a system where outside companies sometimes think
twice about teaming with tribes on renewable energy
projects, since, if they do so, the federal government
does not allow for a full tax credit.
"Projects involving technologies like wind power
could stand on their own if none of the energy sectors
got [federal] subsidies or incentives, but there
are already billions of dollars built into coal,
gas and coal subsidies," said Bob Gough, a leader
with Intertribal COUP.
"To compete against them, renewable energy technologies
require subsidies as well. You can't artificially
keep the price of energy down, and then expect new
kinds of technology to bear all the costs."
The groups are pressing for changes to subsidy
laws to make them more tribe-friendly, and also
say that any climate change legislation should not
allocate funds for nuclear or clean coal technologies,
as they believe those practices are often harmful
to the Earth and to tribal interests.
The policy paper specifically asks that policymakers
provide a renewable production refund for tribal
projects that can't utilize current tax credits,
as well as offer financial matching grants to capitalize
renewable energy potential in tribal communities.
The organizations believe that a new crop of tribal
renewable projects, which would be assisted by the
legislative changes they seek, would provide dual
benefits of low carbon power and green economic
development where it is needed most.
Support for legislative action involving tribes
and energy is based on the following research gathered
by the groups:
-- Tribal lands have an estimated 535 billion
kWh/year of wind power generation potential.
-- Tribal lands have an estimated 17,000 billion
kWh/year of solar electricity generation potential,
about 4.5 times the total U.S. annual generation.
-- Investing in renewable energy creates more
jobs per dollar invested than fossil fuel energy.
-- Efficiency creates 21.5 jobs for every $1 million
-- The costs of fuel for wind and solar power can
be projected into the future, providing a unique
opportunity for stabilizing an energy intensive
In sum, members of the tribal network believe that
forward thinking energy and climate policy will
have the ability to transform tribal and other rural
economies, while also providing a basis for an overall
economic recovery in the U.S.
Gough estimated that close to 100 tribes across
the country have already assessed or are currently
assessing the wind and/or solar energy resources
that are available on their lands. Some of the tribes,
including those in the Plains and Southwest regions,
have found that their renewable energy resources
rank among the most abundant in the U.S.
Tony Skrelunas, an America Indian program director
with the Grand Canyon Trust environmental group,
said that it will be important in 2009 for tribes
to continue banding together to make their energy
interests well-known to federal policymakers.
Skrelunas, a member of the Navajo Nation who used
to manage the tribe's economic development operations,

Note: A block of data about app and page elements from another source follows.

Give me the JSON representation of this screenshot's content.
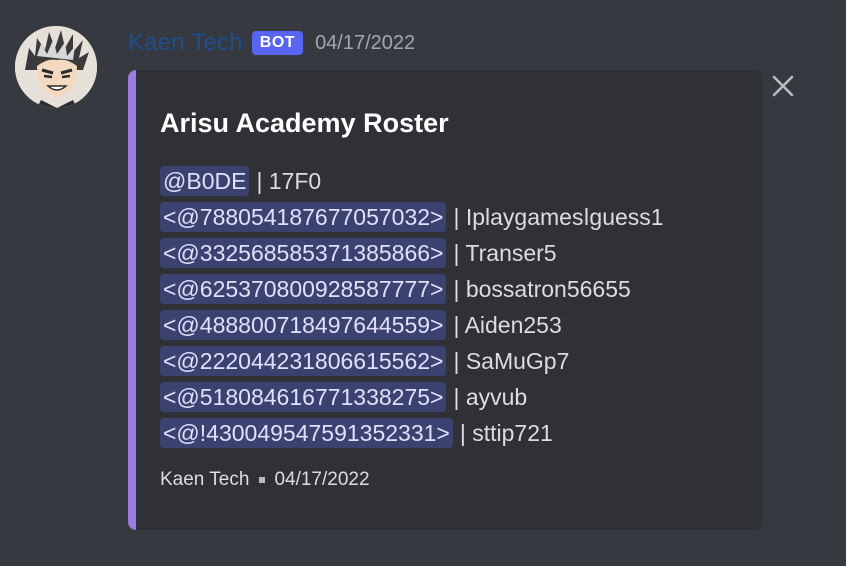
{
  "message": {
    "author": "Kaen Tech",
    "bot_tag": "BOT",
    "timestamp": "04/17/2022"
  },
  "embed": {
    "title": "Arisu Academy Roster",
    "accent_color": "#9b7be0",
    "lines": [
      {
        "mention": "@B0DE",
        "rest": "| 17F0"
      },
      {
        "mention": "<@788054187677057032>",
        "rest": "| Iplaygamesǀguess1"
      },
      {
        "mention": "<@332568585371385866>",
        "rest": "| Transer5"
      },
      {
        "mention": "<@625370800928587777>",
        "rest": "| bossatron56655"
      },
      {
        "mention": "<@488800718497644559>",
        "rest": "| Aiden253"
      },
      {
        "mention": "<@222044231806615562>",
        "rest": "| SaMuGp7"
      },
      {
        "mention": "<@518084616771338275>",
        "rest": "| ayvub"
      },
      {
        "mention": "<@!430049547591352331>",
        "rest": "| sttip721"
      }
    ],
    "footer": {
      "author": "Kaen Tech",
      "timestamp": "04/17/2022"
    }
  },
  "icons": {
    "close": "close-icon",
    "avatar": "avatar-image"
  },
  "colors": {
    "background": "#36393f",
    "embed_background": "#2f3136",
    "bot_tag": "#5865f2",
    "mention_background": "#3c4270",
    "author_name": "#1f4e8f"
  }
}
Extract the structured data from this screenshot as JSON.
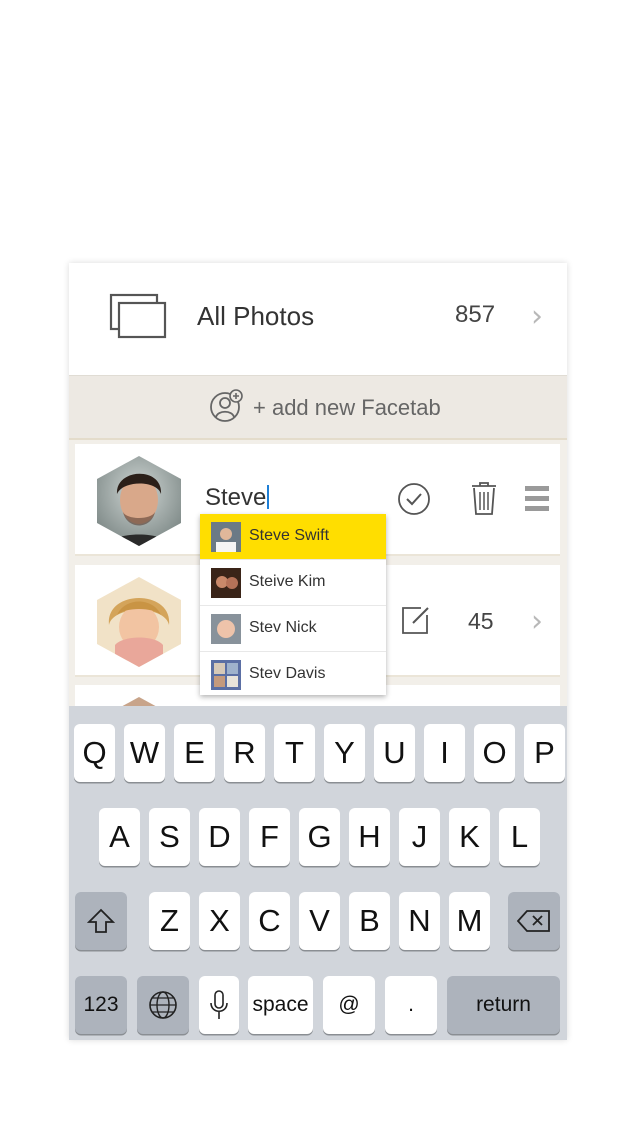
{
  "all_photos": {
    "label": "All Photos",
    "count": "857",
    "icon": "photos-stack-icon"
  },
  "add_facetab": {
    "label": "+ add new Facetab",
    "icon": "add-person-icon"
  },
  "editing_card": {
    "name_value": "Steve"
  },
  "second_card": {
    "count": "45"
  },
  "suggestions": [
    {
      "name": "Steve Swift",
      "highlighted": true
    },
    {
      "name": "Steive Kim",
      "highlighted": false
    },
    {
      "name": "Stev Nick",
      "highlighted": false
    },
    {
      "name": "Stev Davis",
      "highlighted": false
    }
  ],
  "keyboard": {
    "row1": [
      "Q",
      "W",
      "E",
      "R",
      "T",
      "Y",
      "U",
      "I",
      "O",
      "P"
    ],
    "row2": [
      "A",
      "S",
      "D",
      "F",
      "G",
      "H",
      "J",
      "K",
      "L"
    ],
    "row3": [
      "Z",
      "X",
      "C",
      "V",
      "B",
      "N",
      "M"
    ],
    "numbers": "123",
    "space": "space",
    "at": "@",
    "period": ".",
    "return": "return"
  },
  "colors": {
    "highlight": "#ffde00",
    "caret": "#1e7fd6",
    "keyboard_bg": "#d1d5db"
  }
}
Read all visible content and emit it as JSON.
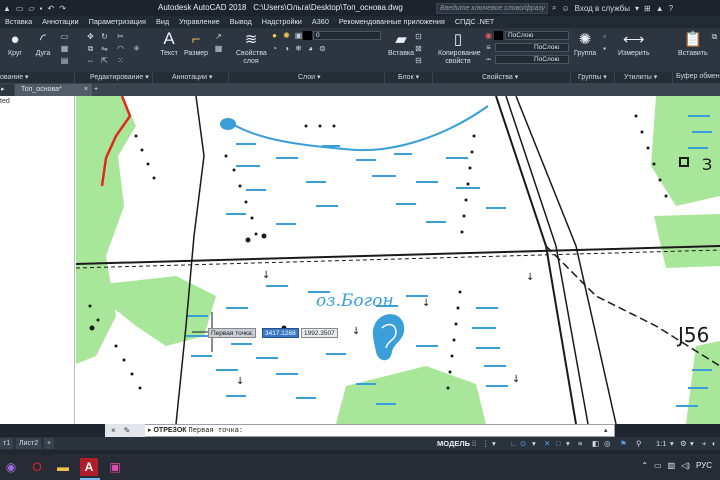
{
  "titlebar": {
    "app_title": "Autodesk AutoCAD 2018",
    "file_path": "C:\\Users\\Ольга\\Desktop\\Топ_основа.dwg",
    "search_placeholder": "Введите ключевое слово/фразу",
    "sign_in_label": "Вход в службы",
    "quick_access_icons": [
      "new-icon",
      "open-icon",
      "save-icon",
      "undo-icon",
      "redo-icon"
    ]
  },
  "menu": {
    "items": [
      "Вставка",
      "Аннотации",
      "Параметризация",
      "Вид",
      "Управление",
      "Вывод",
      "Надстройки",
      "A360",
      "Рекомендованные приложения",
      "СПДС .NET"
    ]
  },
  "ribbon": {
    "draw": {
      "circle_label": "Круг",
      "arc_label": "Дуга"
    },
    "annotation": {
      "text_label": "Текст",
      "dimension_label": "Размер"
    },
    "layers": {
      "layer_properties_label": "Свойства слоя",
      "current_layer": "0"
    },
    "block": {
      "insert_label": "Вставка"
    },
    "properties": {
      "match_label": "Копирование свойств",
      "color_value": "ПоСлою",
      "linetype_value": "ПоСлою",
      "lineweight_value": "ПоСлою"
    },
    "groups": {
      "group_label": "Группа"
    },
    "utilities": {
      "measure_label": "Измерить"
    },
    "clipboard": {
      "paste_label": "Вставить"
    }
  },
  "panels": {
    "labels": [
      "ование",
      "Редактирование",
      "Аннотации",
      "Слои",
      "Блок",
      "Свойства",
      "Группы",
      "Утилиты",
      "Буфер обмен"
    ]
  },
  "doc_tabs": {
    "file_tab": "Топ_основа*",
    "add_label": "+"
  },
  "left_panel": {
    "label": "ted"
  },
  "map": {
    "lake_label": "оз.Богон",
    "spot_height": "J56",
    "marker_label": "З"
  },
  "dynamic_input": {
    "prompt_label": "Первая точка:",
    "x_value": "3417.1268",
    "y_value": "1992.3507"
  },
  "command": {
    "command_name": "ОТРЕЗОК",
    "prompt": "Первая точка:"
  },
  "status": {
    "layout_tab_1": "т1",
    "layout_tab_2": "Лист2",
    "add_layout": "+",
    "model_label": "МОДЕЛЬ",
    "scale_label": "1:1"
  },
  "taskbar": {
    "language": "РУС",
    "apps": [
      "viber-icon",
      "opera-icon",
      "explorer-icon",
      "autocad-icon",
      "cam-icon"
    ]
  },
  "colors": {
    "ribbon_bg": "#2c3540",
    "forest_green": "#9ee48a",
    "water_blue": "#3a9fd9",
    "road_black": "#1a1a1a",
    "boundary_red": "#e0281c",
    "accent_blue": "#3a78c8"
  }
}
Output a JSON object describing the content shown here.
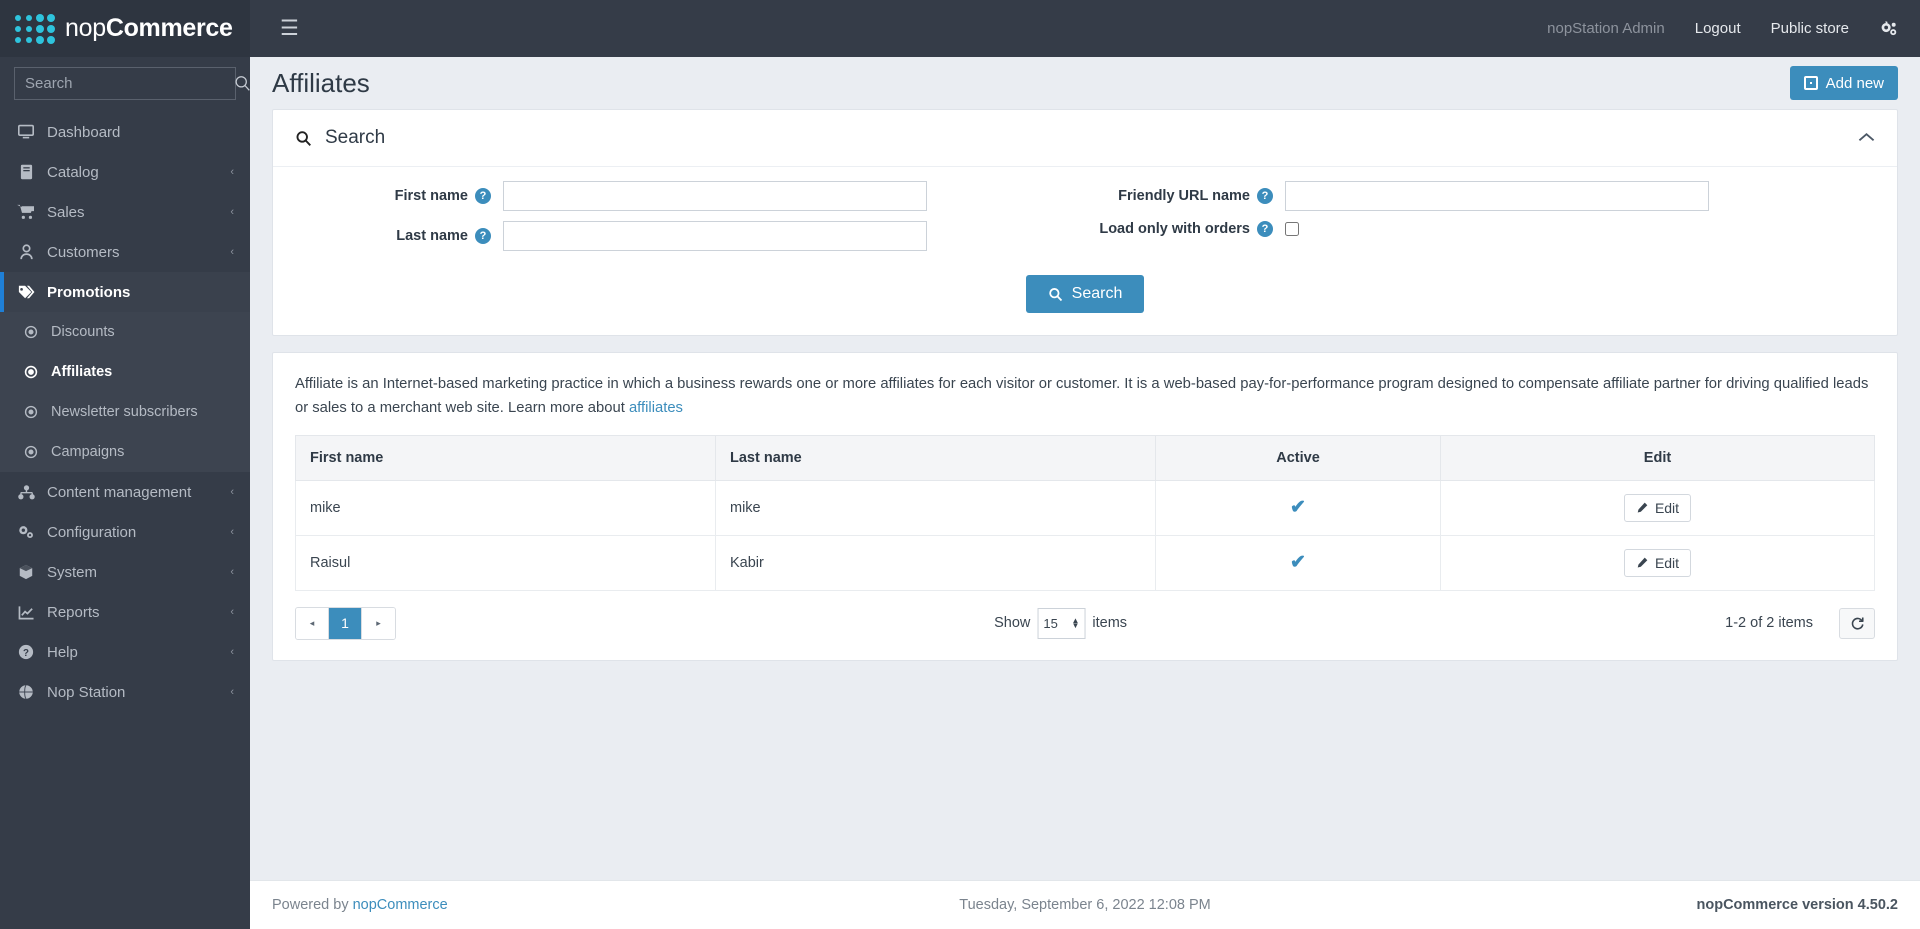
{
  "brand": {
    "name_light": "nop",
    "name_bold": "Commerce"
  },
  "sidebar": {
    "search_placeholder": "Search",
    "items": [
      {
        "label": "Dashboard",
        "icon": "monitor-icon",
        "caret": ""
      },
      {
        "label": "Catalog",
        "icon": "book-icon",
        "caret": "‹"
      },
      {
        "label": "Sales",
        "icon": "cart-icon",
        "caret": "‹"
      },
      {
        "label": "Customers",
        "icon": "user-icon",
        "caret": "‹"
      },
      {
        "label": "Promotions",
        "icon": "tag-icon",
        "caret": "ⱟ"
      },
      {
        "label": "Content management",
        "icon": "sitemap-icon",
        "caret": "‹"
      },
      {
        "label": "Configuration",
        "icon": "cogs-icon",
        "caret": "‹"
      },
      {
        "label": "System",
        "icon": "cube-icon",
        "caret": "‹"
      },
      {
        "label": "Reports",
        "icon": "chart-icon",
        "caret": "‹"
      },
      {
        "label": "Help",
        "icon": "question-circle-icon",
        "caret": "‹"
      },
      {
        "label": "Nop Station",
        "icon": "globe-icon",
        "caret": "‹"
      }
    ],
    "promotions_sub": [
      {
        "label": "Discounts",
        "icon": "dot-circle-icon"
      },
      {
        "label": "Affiliates",
        "icon": "dot-circle-icon"
      },
      {
        "label": "Newsletter subscribers",
        "icon": "dot-circle-icon"
      },
      {
        "label": "Campaigns",
        "icon": "dot-circle-icon"
      }
    ]
  },
  "topbar": {
    "user": "nopStation Admin",
    "logout": "Logout",
    "public_store": "Public store",
    "gear_icon": "cogs-icon",
    "menu_icon": "hamburger-icon"
  },
  "page": {
    "title": "Affiliates",
    "add_new": "Add new"
  },
  "search_panel": {
    "title": "Search",
    "first_name_label": "First name",
    "first_name_value": "",
    "last_name_label": "Last name",
    "last_name_value": "",
    "friendly_url_label": "Friendly URL name",
    "friendly_url_value": "",
    "load_only_with_orders_label": "Load only with orders",
    "load_only_with_orders_checked": false,
    "search_button": "Search",
    "help_glyph": "?",
    "collapse_icon": "chevron-up-icon"
  },
  "description": {
    "text": "Affiliate is an Internet-based marketing practice in which a business rewards one or more affiliates for each visitor or customer. It is a web-based pay-for-performance program designed to compensate affiliate partner for driving qualified leads or sales to a merchant web site. Learn more about ",
    "link_text": "affiliates"
  },
  "table": {
    "columns": [
      "First name",
      "Last name",
      "Active",
      "Edit"
    ],
    "rows": [
      {
        "first_name": "mike",
        "last_name": "mike",
        "active": true,
        "edit": "Edit"
      },
      {
        "first_name": "Raisul",
        "last_name": "Kabir",
        "active": true,
        "edit": "Edit"
      }
    ],
    "active_glyph": "✔"
  },
  "pagination": {
    "prev": "◂",
    "current_page": "1",
    "next": "▸",
    "show_label": "Show",
    "page_size": "15",
    "items_label": "items",
    "total_text": "1-2 of 2 items",
    "refresh_icon": "refresh-icon"
  },
  "footer": {
    "powered_by": "Powered by ",
    "powered_link": "nopCommerce",
    "date": "Tuesday, September 6, 2022 12:08 PM",
    "version": "nopCommerce version 4.50.2"
  },
  "colors": {
    "accent": "#3c8dbc",
    "sidebar_bg": "#353c48",
    "sidebar_sub_bg": "#3d4450",
    "page_bg": "#eaedf2",
    "logo_cyan": "#2ec4dd",
    "active_marker": "#1f7fd6"
  }
}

said many tribes are now savvy on energy issues,
and have evolved to the point where they want strong
federal policies put in place to help them harness
their power. His group plans to help convene several
tribal renewable energy players early in 2009 to
focus on national strategies.
"There are a lot of issues that have to be worked
out and laws that need to be clarified," Skrelunas
said. "And the tribes have to be the ones championing
this. The tribes have to be the ones going to Congress
saying they want these laws changed."
Skrelunas said he is looking forward to what the
Obama administration brings forward regarding tribal
In terms of tribal economics, many energy experts
say that renewable projects could create a more
stable business model than, say, the development
of casinos alone.
"One of the issues facing economic development
with casinos is that you need to have a number of
customers -- you need to have a large population
market to draw on, but that's not always the case
for remote reservations" Gough noted.
"Whereas, it doesn't matter how many people want
to use the electricity you're able to produce from
a wind turbine in a rural area, you can serve thousands
and thousands and thousands of customers from across
a whole region."
Gough said he hopes to see dozens more tribal renewable
energy projects up and running by the end of 2009.